▶ **PROVIDED RECORDS**:
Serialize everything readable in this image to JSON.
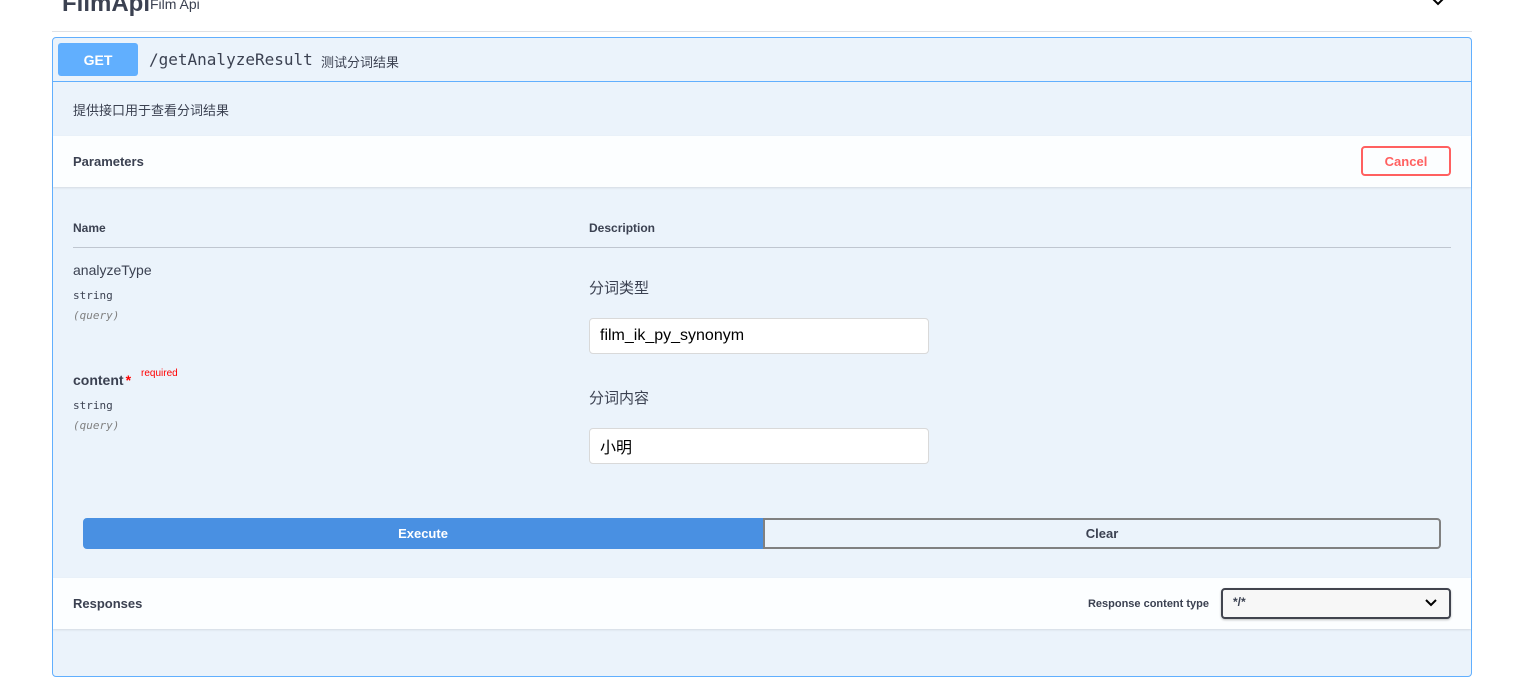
{
  "tag": {
    "title": "FilmApi",
    "description": "Film Api",
    "chevron_icon": "chevron-down-icon"
  },
  "operation": {
    "method": "GET",
    "path": "/getAnalyzeResult",
    "summary": "测试分词结果",
    "description": "提供接口用于查看分词结果",
    "accent_color": "#61affe"
  },
  "parameters_section": {
    "title": "Parameters",
    "cancel_label": "Cancel",
    "columns": {
      "name": "Name",
      "description": "Description"
    },
    "params": [
      {
        "name": "analyzeType",
        "type": "string",
        "in": "(query)",
        "required": false,
        "description": "分词类型",
        "value": "film_ik_py_synonym"
      },
      {
        "name": "content",
        "type": "string",
        "in": "(query)",
        "required": true,
        "required_star": "*",
        "required_label": "required",
        "description": "分词内容",
        "value": "小明"
      }
    ]
  },
  "actions": {
    "execute_label": "Execute",
    "clear_label": "Clear",
    "execute_color": "#4990e2"
  },
  "responses_section": {
    "title": "Responses",
    "content_type_label": "Response content type",
    "content_type_value": "*/*"
  }
}
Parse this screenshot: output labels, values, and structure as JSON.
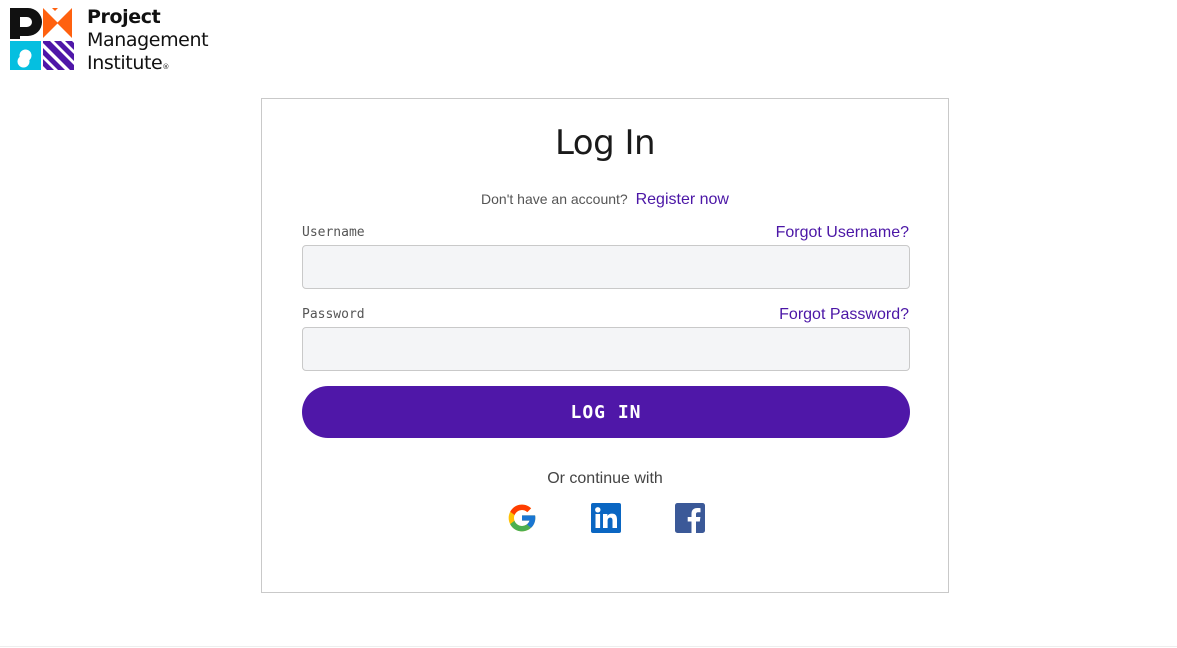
{
  "brand": {
    "line1": "Project",
    "line2": "Management",
    "line3": "Institute",
    "registered": "®",
    "colors": {
      "orange": "#ff610f",
      "purple": "#4f17a8",
      "cyan": "#05bfe0",
      "black": "#111111"
    }
  },
  "login": {
    "title": "Log In",
    "no_account_text": "Don't have an account?",
    "register_link": "Register now",
    "username_label": "Username",
    "forgot_username": "Forgot Username?",
    "username_value": "",
    "password_label": "Password",
    "forgot_password": "Forgot Password?",
    "password_value": "",
    "submit_label": "LOG IN",
    "continue_with": "Or continue with",
    "social": [
      {
        "name": "google",
        "icon": "google-icon"
      },
      {
        "name": "linkedin",
        "icon": "linkedin-icon"
      },
      {
        "name": "facebook",
        "icon": "facebook-icon"
      }
    ]
  },
  "colors": {
    "accent": "#4f17a8",
    "link": "#4b16a6",
    "input_bg": "#f4f5f7",
    "border": "#c9c9c9"
  }
}
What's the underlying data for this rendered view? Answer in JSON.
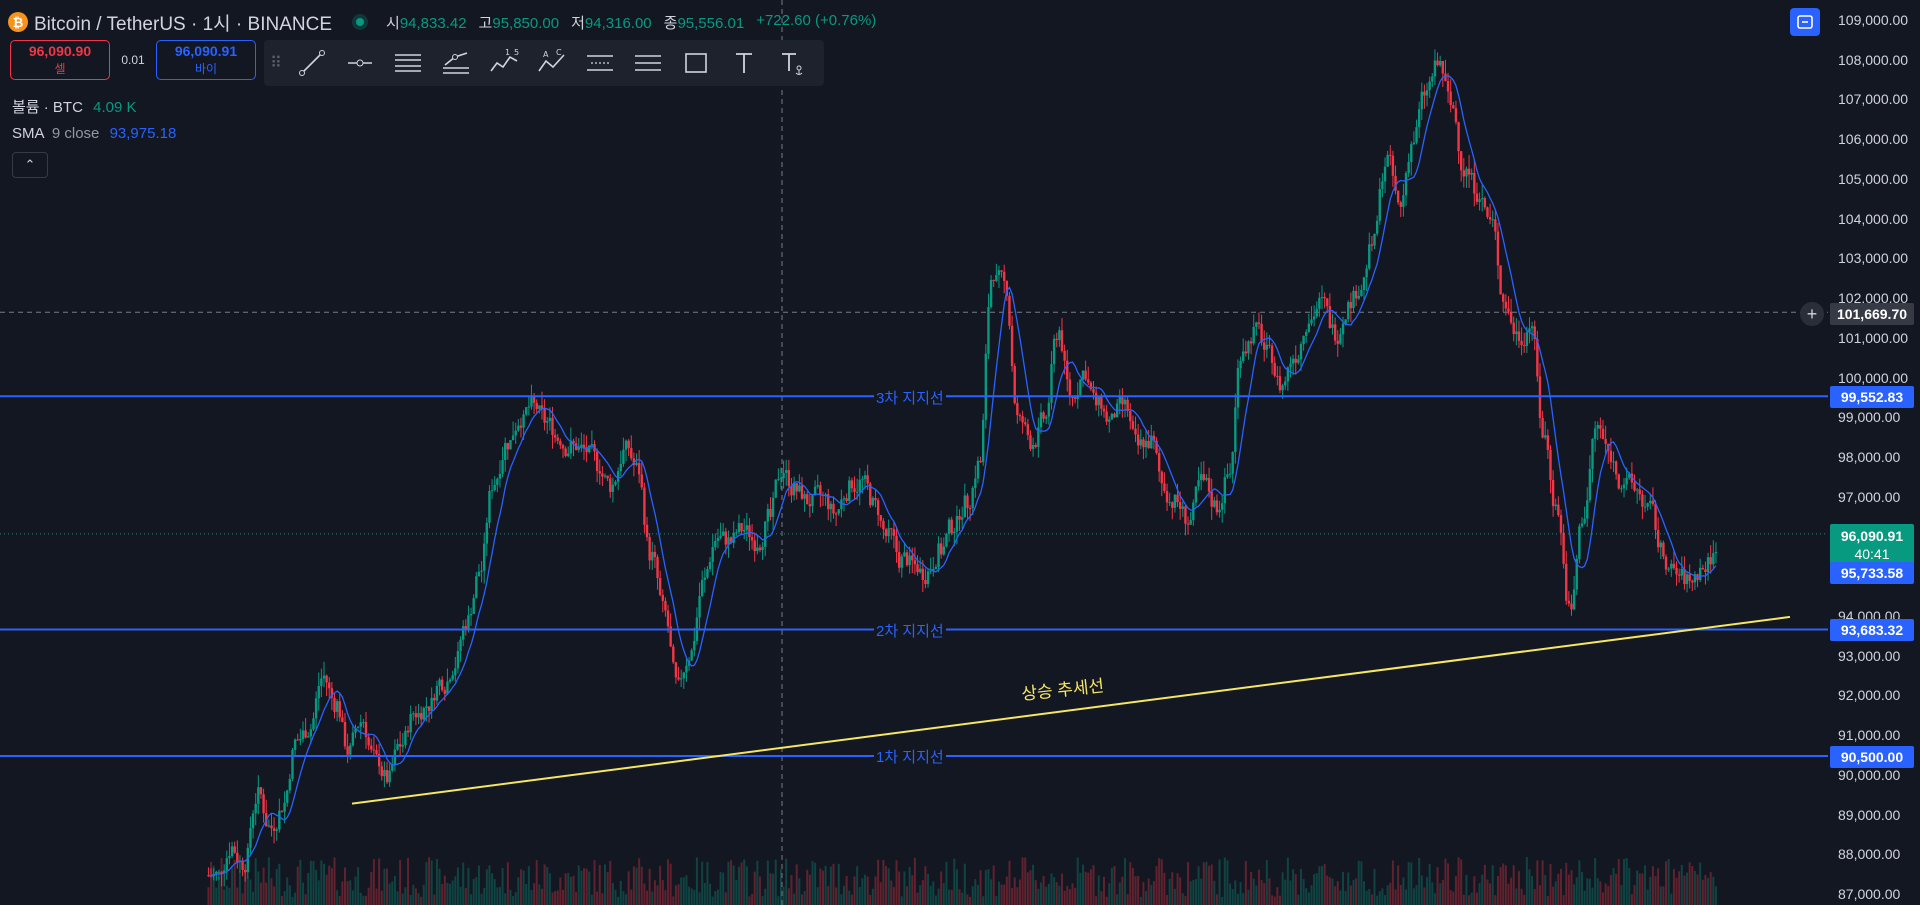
{
  "header": {
    "logo_glyph": "₿",
    "symbol": "Bitcoin / TetherUS · 1시 · BINANCE",
    "ohlc": [
      {
        "label": "시",
        "value": "94,833.42"
      },
      {
        "label": "고",
        "value": "95,850.00"
      },
      {
        "label": "저",
        "value": "94,316.00"
      },
      {
        "label": "종",
        "value": "95,556.01"
      },
      {
        "label": "",
        "value": "+722.60 (+0.76%)"
      }
    ]
  },
  "trade": {
    "sell_price": "96,090.90",
    "sell_label": "셀",
    "spread": "0.01",
    "buy_price": "96,090.91",
    "buy_label": "바이"
  },
  "toolbar": {
    "drag_glyph": "⠿",
    "tools": [
      "trend-line-icon",
      "horizontal-ray-icon",
      "parallel-lines-icon",
      "fib-icon",
      "wave-15-icon",
      "wave-abc-icon",
      "range-icon",
      "date-range-icon",
      "rectangle-icon",
      "text-icon",
      "anchored-text-icon"
    ]
  },
  "legend": {
    "volume": {
      "label": "볼륨 · BTC",
      "value": "4.09 K"
    },
    "sma": {
      "label": "SMA",
      "params": "9 close",
      "value": "93,975.18"
    },
    "collapse_glyph": "⌃"
  },
  "colors": {
    "background": "#131722",
    "up": "#089981",
    "down": "#f23645",
    "sma": "#2962ff",
    "support": "#2962ff",
    "trendline": "#f5e663"
  },
  "chart_data": {
    "type": "candlestick",
    "title": "Bitcoin / TetherUS · 1시 · BINANCE",
    "ylim": [
      86500,
      109500
    ],
    "y_ticks": [
      "109,000.00",
      "108,000.00",
      "107,000.00",
      "106,000.00",
      "105,000.00",
      "104,000.00",
      "103,000.00",
      "102,000.00",
      "101,000.00",
      "100,000.00",
      "99,000.00",
      "98,000.00",
      "97,000.00",
      "96,000.00",
      "95,000.00",
      "94,000.00",
      "93,000.00",
      "92,000.00",
      "91,000.00",
      "90,000.00",
      "89,000.00",
      "88,000.00",
      "87,000.00"
    ],
    "grid": false,
    "price_series_approx": {
      "name": "close",
      "values": [
        87500,
        88200,
        87800,
        89500,
        88700,
        89300,
        90900,
        91200,
        92500,
        91800,
        90600,
        91400,
        90400,
        89900,
        90800,
        91600,
        91800,
        92400,
        92800,
        93900,
        95200,
        97400,
        98400,
        99000,
        99300,
        98900,
        98500,
        98300,
        98200,
        97800,
        97300,
        98200,
        97700,
        95500,
        94100,
        92200,
        93100,
        94900,
        96000,
        95900,
        96200,
        95900,
        96500,
        97700,
        97200,
        96900,
        97000,
        96600,
        97200,
        97400,
        96800,
        96000,
        95400,
        95300,
        95100,
        95700,
        96300,
        96900,
        97900,
        102700,
        102300,
        98900,
        98400,
        99000,
        101200,
        99500,
        100200,
        99300,
        98900,
        99300,
        98300,
        98400,
        97300,
        96900,
        96400,
        97400,
        96800,
        97600,
        100800,
        101200,
        100600,
        99800,
        100600,
        101500,
        101900,
        101200,
        101800,
        102300,
        103400,
        105500,
        104300,
        106000,
        107200,
        107900,
        106800,
        105200,
        104700,
        103900,
        101900,
        101100,
        101400,
        98500,
        96700,
        94100,
        96600,
        98800,
        98100,
        97400,
        97200,
        96700,
        95600,
        95100,
        94900,
        95200,
        95556
      ]
    },
    "sma9_last": 93975.18,
    "current_price": 96090.91,
    "horizontal_lines": [
      {
        "name": "3차 지지선",
        "price": 99552.83,
        "badge": "99,552.83"
      },
      {
        "name": "2차 지지선",
        "price": 93683.32,
        "badge": "93,683.32"
      },
      {
        "name": "1차 지지선",
        "price": 90500.0,
        "badge": "90,500.00"
      }
    ],
    "trend_line": {
      "name": "상승 추세선",
      "from_price": 89300,
      "to_price": 94000
    },
    "crosshair_price": "101,669.70",
    "price_badge": {
      "price": "96,090.91",
      "countdown": "40:41"
    },
    "sma_badge": "95,733.58"
  }
}
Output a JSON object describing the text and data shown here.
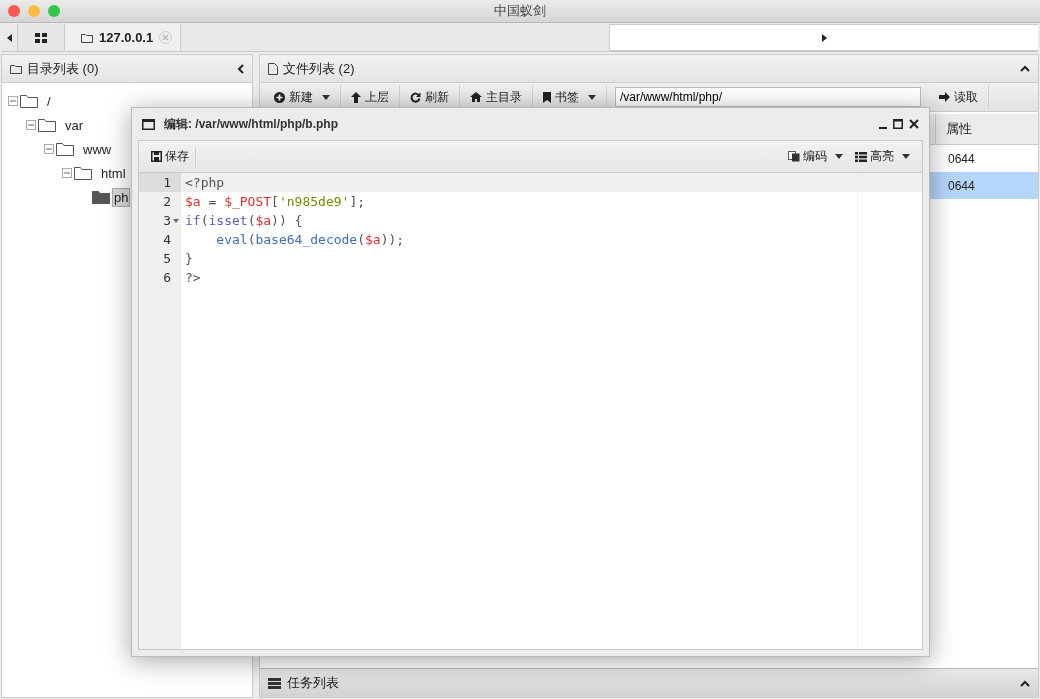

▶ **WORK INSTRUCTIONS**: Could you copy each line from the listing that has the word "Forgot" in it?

▶ **EXERCISE RESULT**:
    "forgot_username": "Forgot Username?",
    "forgot_password": "Forgot Password?",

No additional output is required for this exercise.